#### [Activity]
The records below are to be retyped in full. Keep every word.

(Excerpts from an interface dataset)
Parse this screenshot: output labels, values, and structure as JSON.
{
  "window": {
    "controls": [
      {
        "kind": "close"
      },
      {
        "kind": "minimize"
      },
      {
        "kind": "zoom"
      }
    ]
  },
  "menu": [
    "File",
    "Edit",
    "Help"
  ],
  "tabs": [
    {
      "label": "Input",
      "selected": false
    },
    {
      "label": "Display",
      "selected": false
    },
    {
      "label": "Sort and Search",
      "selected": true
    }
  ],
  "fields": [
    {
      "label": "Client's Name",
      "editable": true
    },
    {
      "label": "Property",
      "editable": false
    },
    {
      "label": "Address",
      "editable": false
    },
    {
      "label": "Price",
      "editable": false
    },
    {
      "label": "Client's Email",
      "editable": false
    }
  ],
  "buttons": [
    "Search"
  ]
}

#### [Completed exercise]
Parse this screenshot: output labels, values, and structure as JSON.
{
  "window": {
    "controls": [
      {
        "kind": "close"
      },
      {
        "kind": "minimize"
      },
      {
        "kind": "zoom"
      }
    ]
  },
  "menu": [
    "File",
    "Edit",
    "Help"
  ],
  "tabs": [
    {
      "label": "Input",
      "selected": false
    },
    {
      "label": "Display",
      "selected": false
    },
    {
      "label": "Sort and Search",
      "selected": true
    }
  ],
  "fields": [
    {
      "label": "Client's Name",
      "editable": true
    },
    {
      "label": "Property",
      "editable": false
    },
    {
      "label": "Address",
      "editable": false
    },
    {
      "label": "Price",
      "editable": false
    },
    {
      "label": "Client's Email",
      "editable": false
    }
  ],
  "buttons": [
    "Search"
  ]
}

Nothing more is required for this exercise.